EXERCISE GOAL: Nothing should change. Output the data exactly.

Saved entries:

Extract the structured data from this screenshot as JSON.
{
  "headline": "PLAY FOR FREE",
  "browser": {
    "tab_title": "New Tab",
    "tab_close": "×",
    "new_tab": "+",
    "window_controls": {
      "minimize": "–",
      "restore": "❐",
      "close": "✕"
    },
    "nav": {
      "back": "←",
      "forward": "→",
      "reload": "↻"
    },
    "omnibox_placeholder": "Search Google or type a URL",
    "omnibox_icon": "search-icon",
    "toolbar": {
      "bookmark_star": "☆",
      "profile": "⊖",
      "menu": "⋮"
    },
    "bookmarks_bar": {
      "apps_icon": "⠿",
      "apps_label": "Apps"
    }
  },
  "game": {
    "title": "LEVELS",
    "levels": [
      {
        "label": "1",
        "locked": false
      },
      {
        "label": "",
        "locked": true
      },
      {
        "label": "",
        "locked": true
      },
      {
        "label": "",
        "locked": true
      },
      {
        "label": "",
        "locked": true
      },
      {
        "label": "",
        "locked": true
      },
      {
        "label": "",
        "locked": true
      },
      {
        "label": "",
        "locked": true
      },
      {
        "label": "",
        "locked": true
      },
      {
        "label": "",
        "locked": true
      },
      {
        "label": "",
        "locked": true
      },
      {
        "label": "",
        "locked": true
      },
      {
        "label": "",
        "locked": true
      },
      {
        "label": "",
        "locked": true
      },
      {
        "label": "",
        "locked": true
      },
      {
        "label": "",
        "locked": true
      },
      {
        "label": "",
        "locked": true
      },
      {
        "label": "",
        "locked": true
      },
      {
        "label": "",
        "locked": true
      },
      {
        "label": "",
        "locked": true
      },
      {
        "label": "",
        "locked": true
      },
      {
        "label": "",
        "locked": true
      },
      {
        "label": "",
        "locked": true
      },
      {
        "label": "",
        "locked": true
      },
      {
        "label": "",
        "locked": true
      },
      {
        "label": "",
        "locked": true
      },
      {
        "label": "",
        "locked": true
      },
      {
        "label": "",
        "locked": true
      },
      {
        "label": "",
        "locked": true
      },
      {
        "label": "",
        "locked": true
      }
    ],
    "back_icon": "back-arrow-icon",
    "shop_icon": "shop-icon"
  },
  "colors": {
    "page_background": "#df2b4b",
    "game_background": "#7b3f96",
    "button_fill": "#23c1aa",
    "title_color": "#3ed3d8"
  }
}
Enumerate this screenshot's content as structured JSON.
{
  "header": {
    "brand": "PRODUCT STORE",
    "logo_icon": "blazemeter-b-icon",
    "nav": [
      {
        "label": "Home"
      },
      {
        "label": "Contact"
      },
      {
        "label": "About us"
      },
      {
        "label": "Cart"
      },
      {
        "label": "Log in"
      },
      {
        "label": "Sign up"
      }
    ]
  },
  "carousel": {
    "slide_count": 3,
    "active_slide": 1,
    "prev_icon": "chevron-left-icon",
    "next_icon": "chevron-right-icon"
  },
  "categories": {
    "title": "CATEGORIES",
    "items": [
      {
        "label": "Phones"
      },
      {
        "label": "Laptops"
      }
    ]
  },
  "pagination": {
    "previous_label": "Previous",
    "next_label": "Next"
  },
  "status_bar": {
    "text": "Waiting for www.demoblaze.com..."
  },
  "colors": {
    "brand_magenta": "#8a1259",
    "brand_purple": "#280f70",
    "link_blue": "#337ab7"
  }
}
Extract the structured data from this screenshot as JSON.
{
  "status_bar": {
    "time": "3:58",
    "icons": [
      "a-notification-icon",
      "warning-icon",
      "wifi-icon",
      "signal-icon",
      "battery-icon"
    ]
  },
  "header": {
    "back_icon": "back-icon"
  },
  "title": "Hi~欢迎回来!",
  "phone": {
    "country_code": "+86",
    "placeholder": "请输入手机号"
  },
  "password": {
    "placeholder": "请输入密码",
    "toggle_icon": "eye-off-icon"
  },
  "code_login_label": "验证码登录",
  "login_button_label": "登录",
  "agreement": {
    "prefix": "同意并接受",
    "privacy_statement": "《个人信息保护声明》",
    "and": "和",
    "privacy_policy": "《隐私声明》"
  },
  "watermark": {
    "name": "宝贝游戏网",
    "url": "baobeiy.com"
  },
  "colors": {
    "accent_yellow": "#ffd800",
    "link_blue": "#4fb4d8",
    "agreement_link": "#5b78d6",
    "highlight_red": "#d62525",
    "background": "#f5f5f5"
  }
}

EXPECTED OUTPUT:
Extract the structured data from this screenshot as JSON.
{
  "headline": "PLAY FOR FREE",
  "browser": {
    "tab_title": "New Tab",
    "tab_close": "×",
    "new_tab": "+",
    "window_controls": {
      "minimize": "–",
      "restore": "❐",
      "close": "✕"
    },
    "nav": {
      "back": "←",
      "forward": "→",
      "reload": "↻"
    },
    "omnibox_placeholder": "Search Google or type a URL",
    "omnibox_icon": "search-icon",
    "toolbar": {
      "bookmark_star": "☆",
      "profile": "⊖",
      "menu": "⋮"
    },
    "bookmarks_bar": {
      "apps_icon": "⠿",
      "apps_label": "Apps"
    }
  },
  "game": {
    "title": "LEVELS",
    "levels": [
      {
        "label": "1",
        "locked": false
      },
      {
        "label": "",
        "locked": true
      },
      {
        "label": "",
        "locked": true
      },
      {
        "label": "",
        "locked": true
      },
      {
        "label": "",
        "locked": true
      },
      {
        "label": "",
        "locked": true
      },
      {
        "label": "",
        "locked": true
      },
      {
        "label": "",
        "locked": true
      },
      {
        "label": "",
        "locked": true
      },
      {
        "label": "",
        "locked": true
      },
      {
        "label": "",
        "locked": true
      },
      {
        "label": "",
        "locked": true
      },
      {
        "label": "",
        "locked": true
      },
      {
        "label": "",
        "locked": true
      },
      {
        "label": "",
        "locked": true
      },
      {
        "label": "",
        "locked": true
      },
      {
        "label": "",
        "locked": true
      },
      {
        "label": "",
        "locked": true
      },
      {
        "label": "",
        "locked": true
      },
      {
        "label": "",
        "locked": true
      },
      {
        "label": "",
        "locked": true
      },
      {
        "label": "",
        "locked": true
      },
      {
        "label": "",
        "locked": true
      },
      {
        "label": "",
        "locked": true
      },
      {
        "label": "",
        "locked": true
      },
      {
        "label": "",
        "locked": true
      },
      {
        "label": "",
        "locked": true
      },
      {
        "label": "",
        "locked": true
      },
      {
        "label": "",
        "locked": true
      },
      {
        "label": "",
        "locked": true
      }
    ],
    "back_icon": "back-arrow-icon",
    "shop_icon": "shop-icon"
  },
  "colors": {
    "page_background": "#df2b4b",
    "game_background": "#7b3f96",
    "button_fill": "#23c1aa",
    "title_color": "#3ed3d8"
  }
}
Enumerate this screenshot's content as structured JSON.
{
  "header": {
    "brand": "PRODUCT STORE",
    "logo_icon": "blazemeter-b-icon",
    "nav": [
      {
        "label": "Home"
      },
      {
        "label": "Contact"
      },
      {
        "label": "About us"
      },
      {
        "label": "Cart"
      },
      {
        "label": "Log in"
      },
      {
        "label": "Sign up"
      }
    ]
  },
  "carousel": {
    "slide_count": 3,
    "active_slide": 1,
    "prev_icon": "chevron-left-icon",
    "next_icon": "chevron-right-icon"
  },
  "categories": {
    "title": "CATEGORIES",
    "items": [
      {
        "label": "Phones"
      },
      {
        "label": "Laptops"
      }
    ]
  },
  "pagination": {
    "previous_label": "Previous",
    "next_label": "Next"
  },
  "status_bar": {
    "text": "Waiting for www.demoblaze.com..."
  },
  "colors": {
    "brand_magenta": "#8a1259",
    "brand_purple": "#280f70",
    "link_blue": "#337ab7"
  }
}
Extract the structured data from this screenshot as JSON.
{
  "status_bar": {
    "time": "3:58",
    "icons": [
      "a-notification-icon",
      "warning-icon",
      "wifi-icon",
      "signal-icon",
      "battery-icon"
    ]
  },
  "header": {
    "back_icon": "back-icon"
  },
  "title": "Hi~欢迎回来!",
  "phone": {
    "country_code": "+86",
    "placeholder": "请输入手机号"
  },
  "password": {
    "placeholder": "请输入密码",
    "toggle_icon": "eye-off-icon"
  },
  "code_login_label": "验证码登录",
  "login_button_label": "登录",
  "agreement": {
    "prefix": "同意并接受",
    "privacy_statement": "《个人信息保护声明》",
    "and": "和",
    "privacy_policy": "《隐私声明》"
  },
  "watermark": {
    "name": "宝贝游戏网",
    "url": "baobeiy.com"
  },
  "colors": {
    "accent_yellow": "#ffd800",
    "link_blue": "#4fb4d8",
    "agreement_link": "#5b78d6",
    "highlight_red": "#d62525",
    "background": "#f5f5f5"
  }
}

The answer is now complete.